My wife asked, out of the blue, “What does ‘it stands to reason’ mean? When you think about it, it doesn’t make any sense.” I thought about it, and sure enough, it didn’t make any sense. So I did a little research and discovered that it’s a reminder of an obsolete phrase “to stand to,” meaning (in the OED’s words) ‘To submit oneself to, abide by (a trial, award); to obey, accede to, be bound by (another’s judgement, decision, opinion, etc.).’ So originally something “stood to (obeyed) reason” in the same way as a person “stood to a judgment”; when the verbal phrase was eroded by time, the cliché remained behind, a lone outcropping, as puzzling as one of the oddly shaped mesas of Coconino County.

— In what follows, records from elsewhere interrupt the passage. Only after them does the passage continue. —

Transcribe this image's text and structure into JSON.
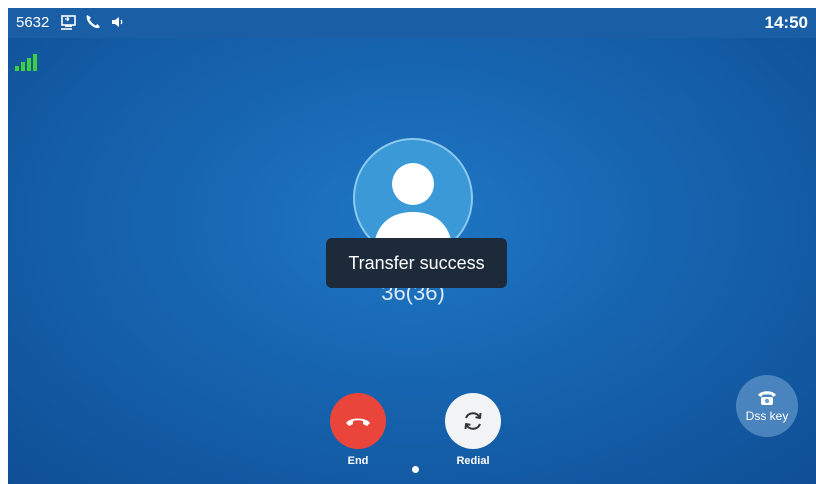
{
  "status_bar": {
    "extension": "5632",
    "time": "14:50",
    "icons": [
      "transfer-status-icon",
      "phone-icon",
      "speaker-icon",
      "signal-icon"
    ]
  },
  "call": {
    "contact": "36(36)",
    "toast": "Transfer success"
  },
  "buttons": {
    "end_label": "End",
    "redial_label": "Redial",
    "dss_label": "Dss key"
  },
  "colors": {
    "end_button": "#e9453b",
    "background": "#1766b2",
    "signal": "#3ecf3e"
  }
}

Some examples of the earlier usage:
1584 LYLY Campaspe I. iii. 76 In kinges causes I will not stande to schollers arguments. 1616 A. CHAMPNEY A Treatise on the Vocation of Bishops 21 Such a Reformer is not bound to stand to the judgement of the Church. 1692 BENTLEY Boyle Lect. vi. 5 Will they not stand to the grand Verdict and Determination of the Universe? 1700 J. TYRRELL Hist. Eng. II. 889 The King summon’d [them] to appear.., and stand to the Law